Closing costs are divided between fees for the lender and several third parties. To the lender, you must pay a mortgage origination fee to cover the costs of processing and underwriting your loan. To third parties, you must pay an appraisal fee, credit report fee, notary fee, as well as title search and insurance fees.

Home Equity Loan Pros And Cons: At A Glance

The chart below covers the benefits and downsides of home equity loans.



Lower interest rates: you will typically have lower interest rates than credit cards or personal loans.

Risking your home: If you don’t make the required monthly payments, you risk losing your home to foreclosure.

Fixed rates: home equity loans are typically fixed-rate loans, so you can plan to pay the same amount every month.

Two Mortgages: You will have to manage both mortgage payments every month.

Lump sum: you will be able to receive a large amount of money at one time for a major purchase.

Longer funding time: You still have to go through a weeks-long process to apply and qualify for a home equity loan, so it is not a good option if you need cash urgently.

Is A Home Equity Loan A Good Idea For You?

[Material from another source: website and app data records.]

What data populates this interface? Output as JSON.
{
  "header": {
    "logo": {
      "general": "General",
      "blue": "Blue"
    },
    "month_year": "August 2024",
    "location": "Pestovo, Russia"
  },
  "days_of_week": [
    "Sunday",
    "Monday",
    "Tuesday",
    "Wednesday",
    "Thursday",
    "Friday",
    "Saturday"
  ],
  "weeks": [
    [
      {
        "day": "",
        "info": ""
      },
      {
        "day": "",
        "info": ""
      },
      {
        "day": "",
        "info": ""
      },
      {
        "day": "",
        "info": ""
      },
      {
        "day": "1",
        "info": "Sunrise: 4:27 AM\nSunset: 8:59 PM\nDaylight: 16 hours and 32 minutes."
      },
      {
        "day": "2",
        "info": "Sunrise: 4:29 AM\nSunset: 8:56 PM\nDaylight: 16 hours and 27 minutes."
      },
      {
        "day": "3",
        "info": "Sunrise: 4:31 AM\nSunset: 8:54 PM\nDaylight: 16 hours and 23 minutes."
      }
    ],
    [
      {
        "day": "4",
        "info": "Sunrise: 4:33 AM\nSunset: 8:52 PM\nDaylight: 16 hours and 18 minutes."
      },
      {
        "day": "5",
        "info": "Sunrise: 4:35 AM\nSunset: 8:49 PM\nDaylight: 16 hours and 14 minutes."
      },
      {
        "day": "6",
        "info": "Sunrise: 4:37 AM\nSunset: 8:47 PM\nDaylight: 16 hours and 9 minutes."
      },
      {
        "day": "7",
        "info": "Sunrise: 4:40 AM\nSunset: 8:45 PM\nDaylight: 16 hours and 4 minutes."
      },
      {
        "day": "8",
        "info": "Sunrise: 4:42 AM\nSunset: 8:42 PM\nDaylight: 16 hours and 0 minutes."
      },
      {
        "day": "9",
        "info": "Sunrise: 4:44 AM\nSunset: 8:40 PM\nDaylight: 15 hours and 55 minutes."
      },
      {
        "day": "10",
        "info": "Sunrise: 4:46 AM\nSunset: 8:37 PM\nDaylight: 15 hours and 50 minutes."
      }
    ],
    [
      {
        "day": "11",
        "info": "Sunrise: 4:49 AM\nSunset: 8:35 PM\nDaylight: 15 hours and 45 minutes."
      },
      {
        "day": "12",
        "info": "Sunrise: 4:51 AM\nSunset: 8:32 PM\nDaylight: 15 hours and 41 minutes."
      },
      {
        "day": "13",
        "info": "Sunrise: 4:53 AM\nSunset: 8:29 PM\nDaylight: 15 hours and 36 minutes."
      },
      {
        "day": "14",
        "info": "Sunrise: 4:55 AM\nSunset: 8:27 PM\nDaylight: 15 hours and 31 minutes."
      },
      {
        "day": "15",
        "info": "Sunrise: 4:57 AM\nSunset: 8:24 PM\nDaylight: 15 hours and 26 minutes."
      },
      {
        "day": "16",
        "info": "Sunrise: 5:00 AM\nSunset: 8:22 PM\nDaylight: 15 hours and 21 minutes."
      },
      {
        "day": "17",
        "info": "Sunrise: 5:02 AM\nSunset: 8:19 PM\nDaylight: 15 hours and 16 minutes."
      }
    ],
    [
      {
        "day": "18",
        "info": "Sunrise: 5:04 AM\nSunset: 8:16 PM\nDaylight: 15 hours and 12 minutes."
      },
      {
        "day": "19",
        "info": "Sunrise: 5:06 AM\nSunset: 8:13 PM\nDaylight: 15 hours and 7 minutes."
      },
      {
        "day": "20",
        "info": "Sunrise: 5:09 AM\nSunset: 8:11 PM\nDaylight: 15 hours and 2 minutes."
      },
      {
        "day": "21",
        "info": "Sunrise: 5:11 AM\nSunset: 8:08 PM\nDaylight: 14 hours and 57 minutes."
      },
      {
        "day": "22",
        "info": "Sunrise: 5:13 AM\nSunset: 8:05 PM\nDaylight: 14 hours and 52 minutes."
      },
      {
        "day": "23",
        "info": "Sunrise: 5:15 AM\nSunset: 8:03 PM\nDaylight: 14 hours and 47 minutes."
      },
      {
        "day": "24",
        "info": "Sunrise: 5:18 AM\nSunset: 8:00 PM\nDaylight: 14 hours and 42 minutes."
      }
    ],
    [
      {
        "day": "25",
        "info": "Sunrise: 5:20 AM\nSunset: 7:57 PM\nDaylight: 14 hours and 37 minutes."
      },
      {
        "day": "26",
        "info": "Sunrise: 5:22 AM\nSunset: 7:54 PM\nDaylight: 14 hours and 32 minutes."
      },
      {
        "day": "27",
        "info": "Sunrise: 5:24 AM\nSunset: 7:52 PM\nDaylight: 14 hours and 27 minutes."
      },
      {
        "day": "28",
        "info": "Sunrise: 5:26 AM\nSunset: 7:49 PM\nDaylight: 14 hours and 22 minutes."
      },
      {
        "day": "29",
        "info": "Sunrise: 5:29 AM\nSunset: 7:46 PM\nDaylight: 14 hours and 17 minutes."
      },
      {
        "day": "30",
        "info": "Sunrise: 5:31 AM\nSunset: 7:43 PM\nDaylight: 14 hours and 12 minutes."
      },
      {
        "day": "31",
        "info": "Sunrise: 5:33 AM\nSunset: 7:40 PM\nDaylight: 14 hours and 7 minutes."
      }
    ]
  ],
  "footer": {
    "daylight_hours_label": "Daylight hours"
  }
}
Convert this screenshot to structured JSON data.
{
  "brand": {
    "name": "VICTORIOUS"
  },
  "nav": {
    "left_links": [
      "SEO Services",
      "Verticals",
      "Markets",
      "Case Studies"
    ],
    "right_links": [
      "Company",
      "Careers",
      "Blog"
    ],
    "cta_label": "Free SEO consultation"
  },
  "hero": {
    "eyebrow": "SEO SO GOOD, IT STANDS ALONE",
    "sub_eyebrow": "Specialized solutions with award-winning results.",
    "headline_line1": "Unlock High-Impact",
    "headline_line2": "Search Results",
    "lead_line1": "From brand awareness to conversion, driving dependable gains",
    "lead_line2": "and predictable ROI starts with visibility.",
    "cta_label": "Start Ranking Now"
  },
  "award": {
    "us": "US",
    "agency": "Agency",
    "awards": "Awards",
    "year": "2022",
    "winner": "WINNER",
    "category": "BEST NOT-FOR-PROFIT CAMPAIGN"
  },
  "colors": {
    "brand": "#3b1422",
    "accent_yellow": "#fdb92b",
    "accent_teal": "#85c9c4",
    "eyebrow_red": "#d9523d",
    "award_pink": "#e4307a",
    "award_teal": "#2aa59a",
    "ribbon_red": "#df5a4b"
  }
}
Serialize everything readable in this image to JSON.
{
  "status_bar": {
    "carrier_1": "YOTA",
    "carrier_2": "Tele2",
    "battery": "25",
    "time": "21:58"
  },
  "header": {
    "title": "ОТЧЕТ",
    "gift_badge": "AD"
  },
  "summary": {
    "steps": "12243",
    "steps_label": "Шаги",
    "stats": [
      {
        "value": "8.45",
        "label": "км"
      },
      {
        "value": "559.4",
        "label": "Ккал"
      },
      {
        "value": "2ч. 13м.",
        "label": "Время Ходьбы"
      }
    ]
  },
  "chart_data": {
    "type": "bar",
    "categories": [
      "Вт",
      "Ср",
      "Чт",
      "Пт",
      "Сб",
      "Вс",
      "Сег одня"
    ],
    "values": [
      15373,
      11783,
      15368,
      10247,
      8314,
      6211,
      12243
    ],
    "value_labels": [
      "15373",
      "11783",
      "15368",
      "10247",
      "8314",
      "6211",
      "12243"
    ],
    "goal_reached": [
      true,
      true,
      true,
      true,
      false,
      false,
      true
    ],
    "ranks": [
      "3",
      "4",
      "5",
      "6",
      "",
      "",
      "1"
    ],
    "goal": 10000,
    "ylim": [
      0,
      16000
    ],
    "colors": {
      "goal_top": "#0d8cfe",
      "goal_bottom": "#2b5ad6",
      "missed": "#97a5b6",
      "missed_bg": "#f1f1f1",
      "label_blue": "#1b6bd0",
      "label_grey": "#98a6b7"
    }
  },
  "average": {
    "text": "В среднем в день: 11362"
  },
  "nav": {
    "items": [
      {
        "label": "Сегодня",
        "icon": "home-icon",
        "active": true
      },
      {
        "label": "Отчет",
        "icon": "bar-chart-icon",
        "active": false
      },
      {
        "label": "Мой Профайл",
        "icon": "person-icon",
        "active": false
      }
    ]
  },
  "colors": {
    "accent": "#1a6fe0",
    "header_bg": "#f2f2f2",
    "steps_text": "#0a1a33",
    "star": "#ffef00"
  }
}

There are several scenarios in which home equity loans are a great option for you. Since you can receive a large lump sum payment, home equity loans are great for large purchases with a fixed price. One of the most common uses that fit this criteria is college tuition. Another common purchase after a home equity loan are home renovations. Since the renovations can increase the value of the home, this is a great way to restore the equity you took out of the home to get the loan. Using your loan for renovations may also give you access to significant tax benefits, including the ability to write off your interest payments on the loan.

If you have a big purchase on the horizon, timing your home equity loan can be very important. The best time to take out a loan is when you have lots of equity built up in your home and your home is as valuable as possible. While it can be hard to time the market, it may pay off to be patient by simply living in the same house for many years. If you purchase a home at the same time your child is born, you have a pretty good chance of building a significant amount of equity to pay for college with a home equity loan by the time they’re of age.

There are other options if you don’t want to go with a home equity loan, too. If you do not have enough equity in your home, can’t afford a second mortgage, or only need a small loan, a personal loan might be a better option for you. These unsecured loans have higher interest rates but a shorter approval process so you can get the money you need as soon as possible.


Below are some of the most common questions about home equity loans.

Can I get a home equity loan with bad credit?

You are unlikely to qualify for a home equity loan with bad credit. The minimum credit score that most lenders require to qualify for a home loan is 620, which is considered a “fair” credit score based on the rating system used by the major credit bureaus. If you have a “poor” credit score between 300 and 579, it will be extremely difficult to qualify. It may be wise to focus on improving your score by paying down debt and maintaining a positive credit history of no missed payments.

How long are home equity loans?

The length of home equity loans depends on the specifics of the loan terms. Typically, you have between 5 and 30 years to pay back the loan in full. Loan terms with shorter time frames will require you to pay larger monthly payments but allow you to pay less interest over the life of the loan.

How quickly can I get a home equity loan?

A home equity loan is not the best option if you need cash quickly. The application, approval and closing process typically takes between 2 to 8 weeks before you can receive your money.

The Bottom Line

Home equity loan requirements include a “fair” credit score, a DTI below 45%, a home equity percentage above 20%, and enough cash to pay closing costs between 2% and 6% of the loan’s value. If you meet these requirements, today!

Get a Home Equity Loan online.

Let’s match you up with lenders who can help with your unique financial situation.